Economy, Business And Markets

Pruning Bank Branches

Pruning Bank BranchesPruning Bank Branches

The Central Bank of Iran has managed to reduce the number of bank branches inside the country by 250, a CBI official announced on Tuesday.

“So far 250 bank branches have been deactivated and the process will continue in the current Iranian year (started March 21),” deputy CBI governor, Hamid Tehranfar was quoted by IRNA as saying.  

The rapid pace of developments in electronic banking will eventually force the banks to reduce the number of physical branches, he said. However, he admitted that the process of cutting down the large number of bank branches that have dotted urban landscapes for a better part of the past quarter century “will not be without difficulties.”  He did not elaborate.

Apart from high operational costs and low productivity, the unusual increase in the number of bank branches has been blamed for the resource shortages many commercial banks have been struggling with and which his severely restrained their lending power.

Backing the long-awaited CBI move, Mehdi Taghavi, a local economist, said “The banks can improve lending if they reduce the number of branches.”

There are reportedly over 20,000 bank branches across the country which is far too many given the total population and global standards. After taking office in the summer of 2013 the government has pursued the implementation of a directive issued in the final years of the past administration calling for a 20% reduction in the number of bank branches.

In March the regulator issued a new directive to commercial banks and financial institutions obliging them to shut a quarter of their branches by September 21. The directive also calls on commercial banks and financial institutions to sell all their affiliated companies including bureaux de changes, leasing firms, real estate for which there is no need and rescind partnerships in commercial projects.

As per the directive, no new applications for branches will be entertained except for the newly-established banks and institutions wanting to open provincial branches.

Issue of the expanding and inefficient branches has long been a controversial subject among economists and the print media almost all of whom have been critical about the development seen mostly in the big metropolises across the country. One disturbing feature of the expansive and expensive branches of both state-owned and private banks is that they prefer upscale areas of the cities with the alleged intention of adding value to the property and selling later for fat profits.
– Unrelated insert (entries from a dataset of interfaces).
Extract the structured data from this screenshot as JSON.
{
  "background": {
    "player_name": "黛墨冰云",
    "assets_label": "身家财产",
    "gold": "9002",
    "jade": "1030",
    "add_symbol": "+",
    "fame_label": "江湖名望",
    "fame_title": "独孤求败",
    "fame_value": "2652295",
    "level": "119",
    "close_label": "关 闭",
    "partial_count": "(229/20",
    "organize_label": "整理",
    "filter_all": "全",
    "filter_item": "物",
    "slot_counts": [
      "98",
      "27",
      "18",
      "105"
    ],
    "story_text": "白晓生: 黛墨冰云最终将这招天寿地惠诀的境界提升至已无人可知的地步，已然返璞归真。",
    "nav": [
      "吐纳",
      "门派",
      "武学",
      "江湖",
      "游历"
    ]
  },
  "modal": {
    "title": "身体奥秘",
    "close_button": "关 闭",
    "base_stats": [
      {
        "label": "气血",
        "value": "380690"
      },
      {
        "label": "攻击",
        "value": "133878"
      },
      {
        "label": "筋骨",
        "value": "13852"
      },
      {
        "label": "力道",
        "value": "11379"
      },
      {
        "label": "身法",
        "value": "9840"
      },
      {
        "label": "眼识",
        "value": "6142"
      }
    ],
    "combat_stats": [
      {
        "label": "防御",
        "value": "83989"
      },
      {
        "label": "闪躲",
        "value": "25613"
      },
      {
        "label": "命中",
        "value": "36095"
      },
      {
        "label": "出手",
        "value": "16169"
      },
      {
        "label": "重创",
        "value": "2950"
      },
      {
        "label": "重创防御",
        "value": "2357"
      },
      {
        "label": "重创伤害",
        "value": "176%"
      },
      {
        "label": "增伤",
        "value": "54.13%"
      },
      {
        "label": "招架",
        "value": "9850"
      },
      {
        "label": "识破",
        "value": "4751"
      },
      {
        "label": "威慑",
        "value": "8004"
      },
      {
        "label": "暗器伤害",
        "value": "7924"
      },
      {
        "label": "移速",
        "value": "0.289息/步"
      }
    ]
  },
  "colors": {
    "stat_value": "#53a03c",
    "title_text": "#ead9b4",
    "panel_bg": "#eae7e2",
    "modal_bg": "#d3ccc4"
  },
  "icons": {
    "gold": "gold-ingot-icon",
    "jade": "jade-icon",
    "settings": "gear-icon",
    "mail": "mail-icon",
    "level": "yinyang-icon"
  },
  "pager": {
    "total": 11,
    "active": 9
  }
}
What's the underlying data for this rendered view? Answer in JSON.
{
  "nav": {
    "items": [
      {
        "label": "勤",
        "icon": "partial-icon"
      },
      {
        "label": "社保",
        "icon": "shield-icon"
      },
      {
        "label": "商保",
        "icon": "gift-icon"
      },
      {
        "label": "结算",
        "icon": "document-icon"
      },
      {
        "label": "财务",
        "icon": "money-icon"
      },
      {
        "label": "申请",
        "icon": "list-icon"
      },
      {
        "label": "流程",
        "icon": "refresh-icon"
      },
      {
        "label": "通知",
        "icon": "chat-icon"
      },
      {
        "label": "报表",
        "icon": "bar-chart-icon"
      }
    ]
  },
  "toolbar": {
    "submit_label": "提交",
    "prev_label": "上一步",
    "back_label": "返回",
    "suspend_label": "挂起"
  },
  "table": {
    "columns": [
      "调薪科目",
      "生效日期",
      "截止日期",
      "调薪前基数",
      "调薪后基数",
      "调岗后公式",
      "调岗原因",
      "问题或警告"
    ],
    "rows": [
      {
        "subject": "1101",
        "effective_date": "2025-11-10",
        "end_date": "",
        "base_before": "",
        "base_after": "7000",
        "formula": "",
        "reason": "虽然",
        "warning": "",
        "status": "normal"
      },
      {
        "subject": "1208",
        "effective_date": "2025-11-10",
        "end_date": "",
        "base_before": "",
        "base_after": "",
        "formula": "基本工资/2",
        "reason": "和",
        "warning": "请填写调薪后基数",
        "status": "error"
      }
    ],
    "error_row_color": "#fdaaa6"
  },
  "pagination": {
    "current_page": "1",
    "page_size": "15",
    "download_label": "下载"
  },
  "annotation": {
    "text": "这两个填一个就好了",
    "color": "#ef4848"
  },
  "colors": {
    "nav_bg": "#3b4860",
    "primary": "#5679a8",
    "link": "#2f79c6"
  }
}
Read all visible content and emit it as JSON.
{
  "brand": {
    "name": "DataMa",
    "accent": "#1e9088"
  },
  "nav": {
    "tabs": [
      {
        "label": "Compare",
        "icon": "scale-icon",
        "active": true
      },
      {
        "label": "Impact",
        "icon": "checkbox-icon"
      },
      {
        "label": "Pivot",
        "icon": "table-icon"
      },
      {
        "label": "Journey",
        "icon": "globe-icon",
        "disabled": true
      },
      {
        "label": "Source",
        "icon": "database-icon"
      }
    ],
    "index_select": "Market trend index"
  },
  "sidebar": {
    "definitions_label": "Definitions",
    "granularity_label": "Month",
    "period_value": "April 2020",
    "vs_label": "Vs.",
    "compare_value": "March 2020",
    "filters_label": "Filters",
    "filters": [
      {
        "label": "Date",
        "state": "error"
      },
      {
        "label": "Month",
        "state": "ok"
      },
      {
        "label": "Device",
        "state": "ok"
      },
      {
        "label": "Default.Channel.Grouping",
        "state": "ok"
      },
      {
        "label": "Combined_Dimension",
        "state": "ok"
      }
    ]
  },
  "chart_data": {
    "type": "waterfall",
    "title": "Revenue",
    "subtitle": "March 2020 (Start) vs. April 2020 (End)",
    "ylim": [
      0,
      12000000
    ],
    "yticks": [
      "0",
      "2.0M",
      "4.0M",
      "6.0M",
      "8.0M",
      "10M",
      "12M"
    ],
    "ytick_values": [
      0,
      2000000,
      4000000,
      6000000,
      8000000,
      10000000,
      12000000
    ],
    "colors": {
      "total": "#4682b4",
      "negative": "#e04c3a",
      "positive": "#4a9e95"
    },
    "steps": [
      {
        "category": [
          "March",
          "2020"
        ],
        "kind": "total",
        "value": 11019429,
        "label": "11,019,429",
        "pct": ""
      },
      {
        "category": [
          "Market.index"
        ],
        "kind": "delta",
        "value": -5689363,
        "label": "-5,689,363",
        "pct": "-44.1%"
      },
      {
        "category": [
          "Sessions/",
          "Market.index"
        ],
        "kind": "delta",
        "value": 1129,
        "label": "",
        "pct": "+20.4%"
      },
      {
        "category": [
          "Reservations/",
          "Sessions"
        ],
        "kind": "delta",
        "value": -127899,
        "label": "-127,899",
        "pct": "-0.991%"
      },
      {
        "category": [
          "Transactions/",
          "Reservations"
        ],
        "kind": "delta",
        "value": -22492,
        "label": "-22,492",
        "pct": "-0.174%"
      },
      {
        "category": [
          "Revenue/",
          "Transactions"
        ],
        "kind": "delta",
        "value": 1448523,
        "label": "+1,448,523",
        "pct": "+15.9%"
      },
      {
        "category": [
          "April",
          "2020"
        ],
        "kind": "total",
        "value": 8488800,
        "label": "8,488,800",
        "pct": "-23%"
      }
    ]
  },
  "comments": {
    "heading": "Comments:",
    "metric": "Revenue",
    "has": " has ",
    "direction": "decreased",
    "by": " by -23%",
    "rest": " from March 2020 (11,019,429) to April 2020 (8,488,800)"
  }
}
Most of the branches are unusually big in size with high-priced interior decoration to attract customers. Another s visible negative factor is that many branches lack clients and their workers have an attitude despite the fact that in terms of wages and perks (especially their regular access to housing and other loans) they are much better off than other fixed-wage earners in different sectors of the saturated job market.